▸ Exercise objective: Examine the records and identify each line that includes the string "Diện". Copy those lines.

▸ Stored records:
—————
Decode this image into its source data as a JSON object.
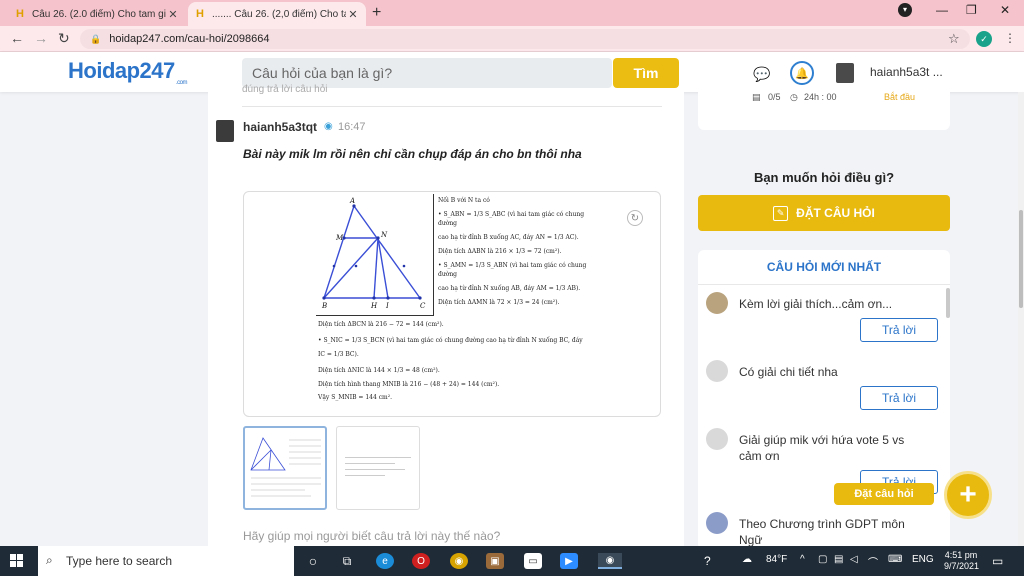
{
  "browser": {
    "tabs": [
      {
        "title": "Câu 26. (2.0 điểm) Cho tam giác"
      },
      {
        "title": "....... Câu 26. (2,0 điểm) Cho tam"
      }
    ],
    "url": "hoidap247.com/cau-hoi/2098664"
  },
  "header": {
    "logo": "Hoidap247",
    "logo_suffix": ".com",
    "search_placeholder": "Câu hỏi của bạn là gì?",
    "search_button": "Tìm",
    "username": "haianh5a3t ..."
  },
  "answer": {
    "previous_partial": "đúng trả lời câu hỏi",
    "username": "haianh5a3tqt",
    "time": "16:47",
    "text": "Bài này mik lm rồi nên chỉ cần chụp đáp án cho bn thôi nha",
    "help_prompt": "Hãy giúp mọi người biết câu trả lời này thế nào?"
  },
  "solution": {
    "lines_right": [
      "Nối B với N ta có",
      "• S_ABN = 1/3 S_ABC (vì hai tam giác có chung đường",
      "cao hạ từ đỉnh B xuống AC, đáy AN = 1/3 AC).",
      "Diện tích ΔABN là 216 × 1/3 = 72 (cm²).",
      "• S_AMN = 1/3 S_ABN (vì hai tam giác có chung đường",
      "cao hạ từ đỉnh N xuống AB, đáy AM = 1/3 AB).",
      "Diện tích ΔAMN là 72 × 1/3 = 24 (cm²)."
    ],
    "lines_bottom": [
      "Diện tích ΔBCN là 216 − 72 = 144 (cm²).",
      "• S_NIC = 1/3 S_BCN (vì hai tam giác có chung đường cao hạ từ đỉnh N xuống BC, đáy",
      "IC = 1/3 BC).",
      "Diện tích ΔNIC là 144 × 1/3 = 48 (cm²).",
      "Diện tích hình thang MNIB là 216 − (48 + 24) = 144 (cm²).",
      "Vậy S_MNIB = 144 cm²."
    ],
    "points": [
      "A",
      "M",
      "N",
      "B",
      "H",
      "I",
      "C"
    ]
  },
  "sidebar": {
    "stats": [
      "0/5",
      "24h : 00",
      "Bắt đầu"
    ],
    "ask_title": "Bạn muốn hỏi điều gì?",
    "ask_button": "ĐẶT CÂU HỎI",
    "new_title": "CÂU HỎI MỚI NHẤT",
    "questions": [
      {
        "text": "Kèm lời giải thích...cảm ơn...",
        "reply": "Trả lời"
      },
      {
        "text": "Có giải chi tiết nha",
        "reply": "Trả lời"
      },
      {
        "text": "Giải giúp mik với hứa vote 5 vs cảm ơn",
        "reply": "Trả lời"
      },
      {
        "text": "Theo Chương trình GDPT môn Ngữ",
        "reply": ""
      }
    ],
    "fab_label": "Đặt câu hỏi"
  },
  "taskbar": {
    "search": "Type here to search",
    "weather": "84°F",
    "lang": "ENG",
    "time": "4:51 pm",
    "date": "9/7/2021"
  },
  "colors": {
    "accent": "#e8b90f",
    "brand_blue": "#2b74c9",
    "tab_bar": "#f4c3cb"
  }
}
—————
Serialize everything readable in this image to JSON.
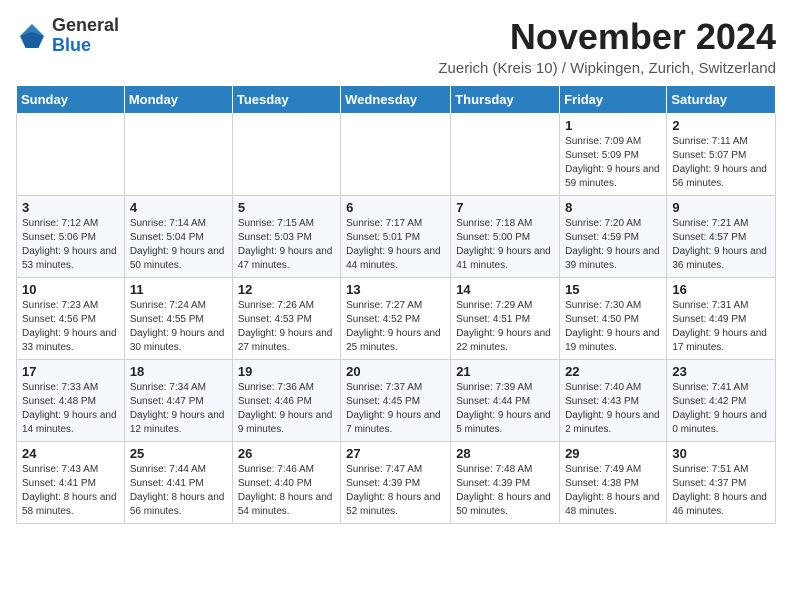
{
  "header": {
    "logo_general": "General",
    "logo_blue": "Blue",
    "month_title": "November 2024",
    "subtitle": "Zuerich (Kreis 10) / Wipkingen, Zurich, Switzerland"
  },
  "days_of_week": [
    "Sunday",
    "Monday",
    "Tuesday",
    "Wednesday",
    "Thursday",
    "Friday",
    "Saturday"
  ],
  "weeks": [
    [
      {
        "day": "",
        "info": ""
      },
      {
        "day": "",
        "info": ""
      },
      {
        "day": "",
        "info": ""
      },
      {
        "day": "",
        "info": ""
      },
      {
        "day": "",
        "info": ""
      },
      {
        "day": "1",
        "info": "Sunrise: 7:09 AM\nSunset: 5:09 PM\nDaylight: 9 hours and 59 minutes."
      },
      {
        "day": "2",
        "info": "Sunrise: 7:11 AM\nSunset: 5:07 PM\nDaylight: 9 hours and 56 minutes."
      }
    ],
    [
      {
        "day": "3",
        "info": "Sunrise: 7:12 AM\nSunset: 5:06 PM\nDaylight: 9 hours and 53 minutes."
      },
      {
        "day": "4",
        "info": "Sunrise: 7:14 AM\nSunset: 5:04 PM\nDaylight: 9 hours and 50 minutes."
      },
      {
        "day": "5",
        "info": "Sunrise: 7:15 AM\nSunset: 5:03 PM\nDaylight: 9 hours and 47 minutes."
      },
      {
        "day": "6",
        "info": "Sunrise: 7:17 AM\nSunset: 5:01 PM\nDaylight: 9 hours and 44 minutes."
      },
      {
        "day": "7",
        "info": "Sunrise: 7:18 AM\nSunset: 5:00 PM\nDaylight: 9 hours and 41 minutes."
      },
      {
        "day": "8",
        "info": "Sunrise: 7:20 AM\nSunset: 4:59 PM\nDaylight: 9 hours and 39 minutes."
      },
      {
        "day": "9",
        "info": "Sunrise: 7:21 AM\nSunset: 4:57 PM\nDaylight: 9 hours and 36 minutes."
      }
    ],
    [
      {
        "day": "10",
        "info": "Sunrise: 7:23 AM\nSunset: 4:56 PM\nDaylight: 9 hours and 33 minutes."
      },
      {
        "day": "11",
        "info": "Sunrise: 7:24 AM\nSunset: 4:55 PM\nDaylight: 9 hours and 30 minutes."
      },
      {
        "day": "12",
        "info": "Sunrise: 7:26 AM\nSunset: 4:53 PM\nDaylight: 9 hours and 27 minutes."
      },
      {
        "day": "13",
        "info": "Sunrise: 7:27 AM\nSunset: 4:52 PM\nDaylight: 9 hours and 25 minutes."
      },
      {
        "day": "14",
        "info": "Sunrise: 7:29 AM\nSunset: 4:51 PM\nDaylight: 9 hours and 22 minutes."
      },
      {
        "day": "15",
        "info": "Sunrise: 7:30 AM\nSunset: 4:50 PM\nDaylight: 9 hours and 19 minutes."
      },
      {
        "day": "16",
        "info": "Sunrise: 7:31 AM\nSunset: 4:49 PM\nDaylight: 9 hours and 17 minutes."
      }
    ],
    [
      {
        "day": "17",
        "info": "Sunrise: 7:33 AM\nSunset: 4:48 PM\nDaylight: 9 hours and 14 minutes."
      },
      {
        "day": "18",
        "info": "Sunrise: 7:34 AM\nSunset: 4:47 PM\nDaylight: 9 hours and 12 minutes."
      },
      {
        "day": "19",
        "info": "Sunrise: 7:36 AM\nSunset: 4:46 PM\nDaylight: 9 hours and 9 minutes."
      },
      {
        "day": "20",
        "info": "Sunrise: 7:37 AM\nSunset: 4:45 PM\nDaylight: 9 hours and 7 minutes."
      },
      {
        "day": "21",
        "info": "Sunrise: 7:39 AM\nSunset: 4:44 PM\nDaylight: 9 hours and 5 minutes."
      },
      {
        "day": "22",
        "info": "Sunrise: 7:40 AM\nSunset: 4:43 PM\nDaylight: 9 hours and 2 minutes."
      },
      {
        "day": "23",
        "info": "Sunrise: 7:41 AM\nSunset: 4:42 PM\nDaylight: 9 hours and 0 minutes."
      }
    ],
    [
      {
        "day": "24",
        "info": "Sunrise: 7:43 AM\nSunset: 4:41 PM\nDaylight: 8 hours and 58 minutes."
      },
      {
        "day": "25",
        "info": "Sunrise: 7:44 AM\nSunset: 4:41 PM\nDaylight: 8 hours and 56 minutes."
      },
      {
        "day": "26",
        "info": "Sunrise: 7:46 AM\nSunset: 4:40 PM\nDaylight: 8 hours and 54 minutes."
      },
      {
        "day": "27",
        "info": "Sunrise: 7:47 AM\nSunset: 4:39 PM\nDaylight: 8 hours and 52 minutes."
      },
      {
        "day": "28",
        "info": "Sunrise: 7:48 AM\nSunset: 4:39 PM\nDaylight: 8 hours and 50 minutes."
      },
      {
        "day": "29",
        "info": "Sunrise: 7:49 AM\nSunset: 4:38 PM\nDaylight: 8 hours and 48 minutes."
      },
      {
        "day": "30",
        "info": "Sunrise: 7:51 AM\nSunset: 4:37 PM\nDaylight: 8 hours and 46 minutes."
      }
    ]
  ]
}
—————
▸ Answer to this exercise:
      "Diện tích ΔABN là 216 × 1/3 = 72 (cm²).",
      "Diện tích ΔAMN là 72 × 1/3 = 24 (cm²)."
      "Diện tích ΔBCN là 216 − 72 = 144 (cm²).",
      "Diện tích ΔNIC là 144 × 1/3 = 48 (cm²).",
      "Diện tích hình thang MNIB là 216 − (48 + 24) = 144 (cm²).",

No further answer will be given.